### Goal of the exercise
"actor" appears in how many lines of the entries? State only the number.

:: Information supplied

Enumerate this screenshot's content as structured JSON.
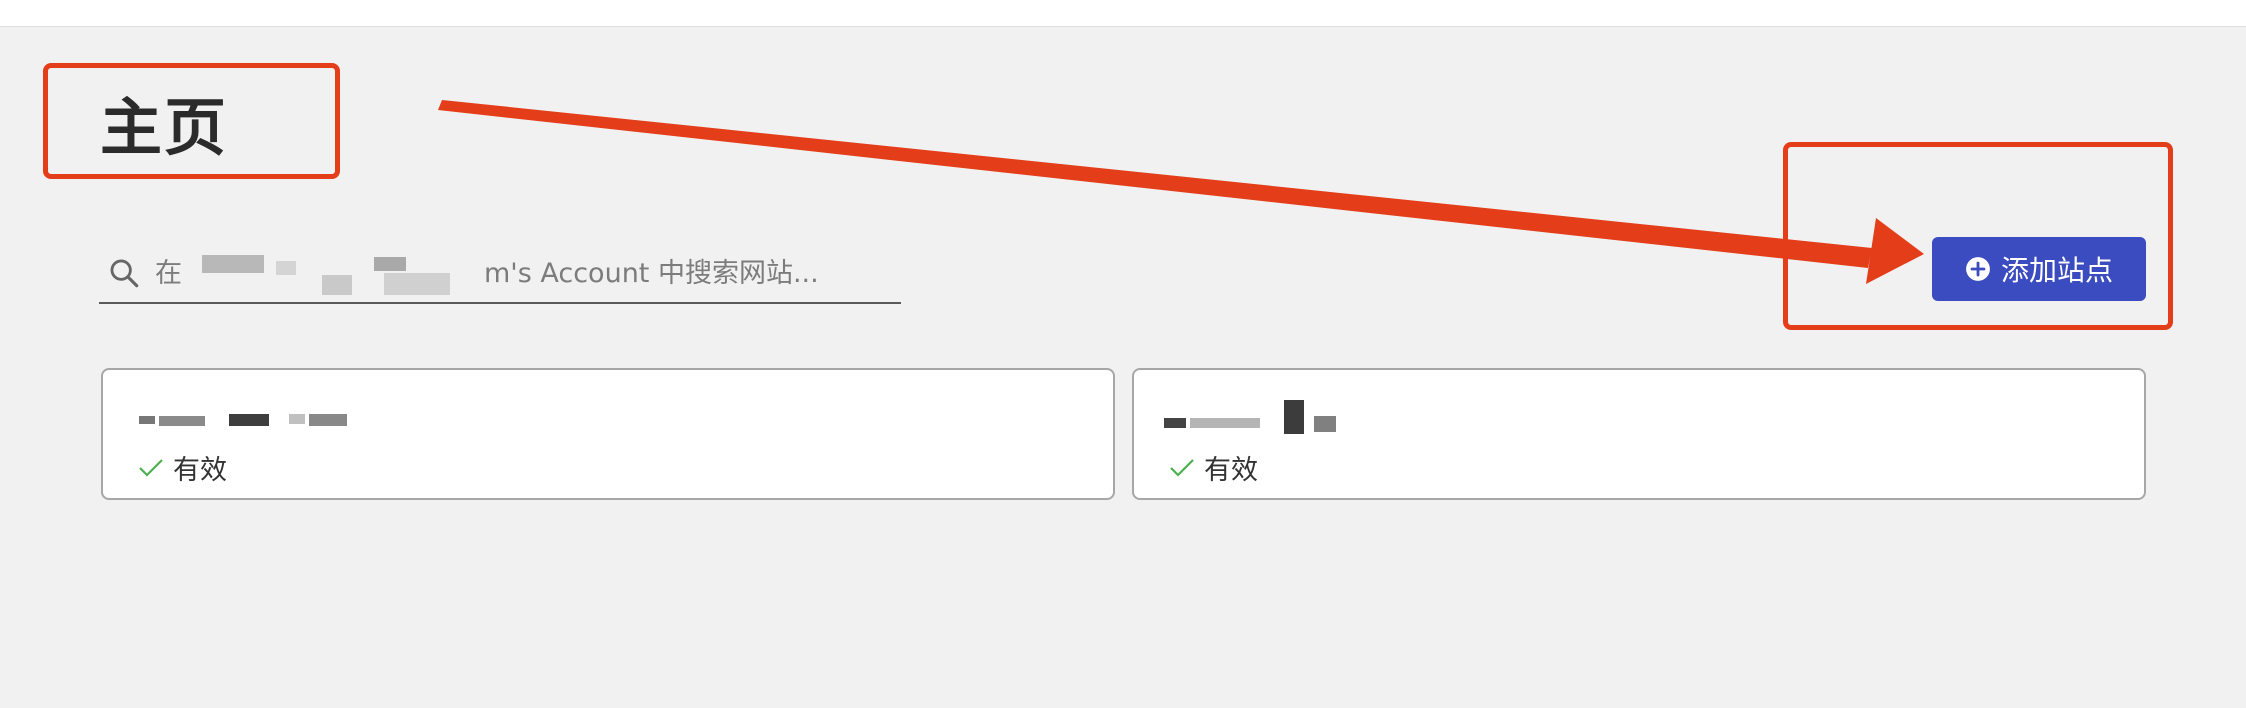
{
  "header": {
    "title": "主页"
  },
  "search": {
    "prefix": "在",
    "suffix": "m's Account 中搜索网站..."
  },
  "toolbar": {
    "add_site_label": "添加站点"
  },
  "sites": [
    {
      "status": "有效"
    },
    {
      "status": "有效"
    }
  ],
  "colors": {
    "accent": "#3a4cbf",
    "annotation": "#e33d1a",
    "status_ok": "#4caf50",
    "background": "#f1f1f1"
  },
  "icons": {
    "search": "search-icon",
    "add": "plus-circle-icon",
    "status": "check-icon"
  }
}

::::
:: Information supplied

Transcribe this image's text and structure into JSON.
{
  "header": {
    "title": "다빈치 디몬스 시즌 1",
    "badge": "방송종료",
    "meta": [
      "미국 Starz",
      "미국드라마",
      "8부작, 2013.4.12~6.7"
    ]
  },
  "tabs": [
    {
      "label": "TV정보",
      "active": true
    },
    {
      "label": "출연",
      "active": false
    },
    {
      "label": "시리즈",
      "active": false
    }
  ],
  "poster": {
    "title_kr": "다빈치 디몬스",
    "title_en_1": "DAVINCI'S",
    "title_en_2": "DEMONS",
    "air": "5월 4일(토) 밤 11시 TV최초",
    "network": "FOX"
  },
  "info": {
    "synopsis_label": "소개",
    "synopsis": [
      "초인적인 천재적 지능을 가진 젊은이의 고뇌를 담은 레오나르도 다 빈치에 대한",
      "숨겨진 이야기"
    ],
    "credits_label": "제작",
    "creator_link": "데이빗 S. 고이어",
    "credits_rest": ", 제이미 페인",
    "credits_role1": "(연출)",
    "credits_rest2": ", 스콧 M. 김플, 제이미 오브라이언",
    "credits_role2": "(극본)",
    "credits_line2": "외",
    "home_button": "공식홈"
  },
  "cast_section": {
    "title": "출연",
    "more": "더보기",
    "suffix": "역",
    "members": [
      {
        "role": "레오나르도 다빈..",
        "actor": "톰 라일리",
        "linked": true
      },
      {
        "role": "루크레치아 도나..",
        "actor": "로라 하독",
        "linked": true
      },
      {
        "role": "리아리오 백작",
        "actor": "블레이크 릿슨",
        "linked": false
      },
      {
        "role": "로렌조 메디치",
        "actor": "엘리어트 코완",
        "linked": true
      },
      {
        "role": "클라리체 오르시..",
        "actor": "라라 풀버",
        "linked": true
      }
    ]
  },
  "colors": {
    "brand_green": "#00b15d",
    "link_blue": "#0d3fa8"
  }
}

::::

### Solution
5